*** Opening of Exercise input ***

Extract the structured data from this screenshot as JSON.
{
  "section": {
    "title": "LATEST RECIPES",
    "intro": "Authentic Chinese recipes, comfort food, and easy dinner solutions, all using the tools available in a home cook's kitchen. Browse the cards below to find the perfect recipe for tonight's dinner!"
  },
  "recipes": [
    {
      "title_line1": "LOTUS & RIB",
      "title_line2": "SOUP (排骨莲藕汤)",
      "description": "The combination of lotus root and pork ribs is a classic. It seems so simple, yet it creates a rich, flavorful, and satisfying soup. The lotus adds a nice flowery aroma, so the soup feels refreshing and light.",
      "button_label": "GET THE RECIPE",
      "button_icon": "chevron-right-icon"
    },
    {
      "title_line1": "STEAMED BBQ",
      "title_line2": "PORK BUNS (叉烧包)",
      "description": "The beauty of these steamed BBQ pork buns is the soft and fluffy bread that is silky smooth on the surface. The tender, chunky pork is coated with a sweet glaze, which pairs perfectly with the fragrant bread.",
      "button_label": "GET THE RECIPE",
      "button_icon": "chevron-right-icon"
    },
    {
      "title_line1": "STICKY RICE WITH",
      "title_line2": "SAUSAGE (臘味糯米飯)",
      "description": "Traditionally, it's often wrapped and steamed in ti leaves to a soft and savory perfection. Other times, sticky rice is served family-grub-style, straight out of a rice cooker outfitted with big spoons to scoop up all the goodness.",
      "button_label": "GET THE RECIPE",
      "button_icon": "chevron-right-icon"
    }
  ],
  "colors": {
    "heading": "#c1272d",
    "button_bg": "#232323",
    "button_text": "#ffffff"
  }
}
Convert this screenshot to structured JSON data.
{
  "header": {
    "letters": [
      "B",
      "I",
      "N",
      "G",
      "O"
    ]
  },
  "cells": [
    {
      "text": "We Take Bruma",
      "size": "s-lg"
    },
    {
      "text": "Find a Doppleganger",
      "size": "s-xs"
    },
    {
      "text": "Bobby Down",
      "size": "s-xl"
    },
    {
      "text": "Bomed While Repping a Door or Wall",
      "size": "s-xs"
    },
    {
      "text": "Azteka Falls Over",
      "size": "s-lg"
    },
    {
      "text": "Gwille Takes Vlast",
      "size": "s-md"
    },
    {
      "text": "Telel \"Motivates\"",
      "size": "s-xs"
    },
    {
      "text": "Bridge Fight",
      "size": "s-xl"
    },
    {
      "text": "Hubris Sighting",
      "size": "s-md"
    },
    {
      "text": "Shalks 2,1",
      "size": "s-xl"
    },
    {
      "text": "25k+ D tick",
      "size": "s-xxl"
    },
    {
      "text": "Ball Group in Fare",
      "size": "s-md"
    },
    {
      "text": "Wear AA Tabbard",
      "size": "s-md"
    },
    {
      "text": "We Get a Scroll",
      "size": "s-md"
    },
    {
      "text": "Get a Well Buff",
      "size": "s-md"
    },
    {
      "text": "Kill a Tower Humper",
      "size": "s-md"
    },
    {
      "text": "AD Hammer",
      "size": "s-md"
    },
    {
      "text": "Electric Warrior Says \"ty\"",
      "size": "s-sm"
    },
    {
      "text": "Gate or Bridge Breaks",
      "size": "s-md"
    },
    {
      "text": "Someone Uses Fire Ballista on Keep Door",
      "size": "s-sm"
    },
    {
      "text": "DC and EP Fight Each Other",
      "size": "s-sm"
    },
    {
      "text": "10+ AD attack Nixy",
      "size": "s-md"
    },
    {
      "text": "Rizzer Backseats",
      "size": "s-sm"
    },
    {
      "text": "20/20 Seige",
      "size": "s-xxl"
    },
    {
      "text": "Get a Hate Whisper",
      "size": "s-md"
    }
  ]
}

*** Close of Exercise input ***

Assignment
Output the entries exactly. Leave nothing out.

Response for this exercise
Extract the structured data from this screenshot as JSON.
{
  "section": {
    "title": "LATEST RECIPES",
    "intro": "Authentic Chinese recipes, comfort food, and easy dinner solutions, all using the tools available in a home cook's kitchen. Browse the cards below to find the perfect recipe for tonight's dinner!"
  },
  "recipes": [
    {
      "title_line1": "LOTUS & RIB",
      "title_line2": "SOUP (排骨莲藕汤)",
      "description": "The combination of lotus root and pork ribs is a classic. It seems so simple, yet it creates a rich, flavorful, and satisfying soup. The lotus adds a nice flowery aroma, so the soup feels refreshing and light.",
      "button_label": "GET THE RECIPE",
      "button_icon": "chevron-right-icon"
    },
    {
      "title_line1": "STEAMED BBQ",
      "title_line2": "PORK BUNS (叉烧包)",
      "description": "The beauty of these steamed BBQ pork buns is the soft and fluffy bread that is silky smooth on the surface. The tender, chunky pork is coated with a sweet glaze, which pairs perfectly with the fragrant bread.",
      "button_label": "GET THE RECIPE",
      "button_icon": "chevron-right-icon"
    },
    {
      "title_line1": "STICKY RICE WITH",
      "title_line2": "SAUSAGE (臘味糯米飯)",
      "description": "Traditionally, it's often wrapped and steamed in ti leaves to a soft and savory perfection. Other times, sticky rice is served family-grub-style, straight out of a rice cooker outfitted with big spoons to scoop up all the goodness.",
      "button_label": "GET THE RECIPE",
      "button_icon": "chevron-right-icon"
    }
  ],
  "colors": {
    "heading": "#c1272d",
    "button_bg": "#232323",
    "button_text": "#ffffff"
  }
}
Convert this screenshot to structured JSON data.
{
  "header": {
    "letters": [
      "B",
      "I",
      "N",
      "G",
      "O"
    ]
  },
  "cells": [
    {
      "text": "We Take Bruma",
      "size": "s-lg"
    },
    {
      "text": "Find a Doppleganger",
      "size": "s-xs"
    },
    {
      "text": "Bobby Down",
      "size": "s-xl"
    },
    {
      "text": "Bomed While Repping a Door or Wall",
      "size": "s-xs"
    },
    {
      "text": "Azteka Falls Over",
      "size": "s-lg"
    },
    {
      "text": "Gwille Takes Vlast",
      "size": "s-md"
    },
    {
      "text": "Telel \"Motivates\"",
      "size": "s-xs"
    },
    {
      "text": "Bridge Fight",
      "size": "s-xl"
    },
    {
      "text": "Hubris Sighting",
      "size": "s-md"
    },
    {
      "text": "Shalks 2,1",
      "size": "s-xl"
    },
    {
      "text": "25k+ D tick",
      "size": "s-xxl"
    },
    {
      "text": "Ball Group in Fare",
      "size": "s-md"
    },
    {
      "text": "Wear AA Tabbard",
      "size": "s-md"
    },
    {
      "text": "We Get a Scroll",
      "size": "s-md"
    },
    {
      "text": "Get a Well Buff",
      "size": "s-md"
    },
    {
      "text": "Kill a Tower Humper",
      "size": "s-md"
    },
    {
      "text": "AD Hammer",
      "size": "s-md"
    },
    {
      "text": "Electric Warrior Says \"ty\"",
      "size": "s-sm"
    },
    {
      "text": "Gate or Bridge Breaks",
      "size": "s-md"
    },
    {
      "text": "Someone Uses Fire Ballista on Keep Door",
      "size": "s-sm"
    },
    {
      "text": "DC and EP Fight Each Other",
      "size": "s-sm"
    },
    {
      "text": "10+ AD attack Nixy",
      "size": "s-md"
    },
    {
      "text": "Rizzer Backseats",
      "size": "s-sm"
    },
    {
      "text": "20/20 Seige",
      "size": "s-xxl"
    },
    {
      "text": "Get a Hate Whisper",
      "size": "s-md"
    }
  ]
}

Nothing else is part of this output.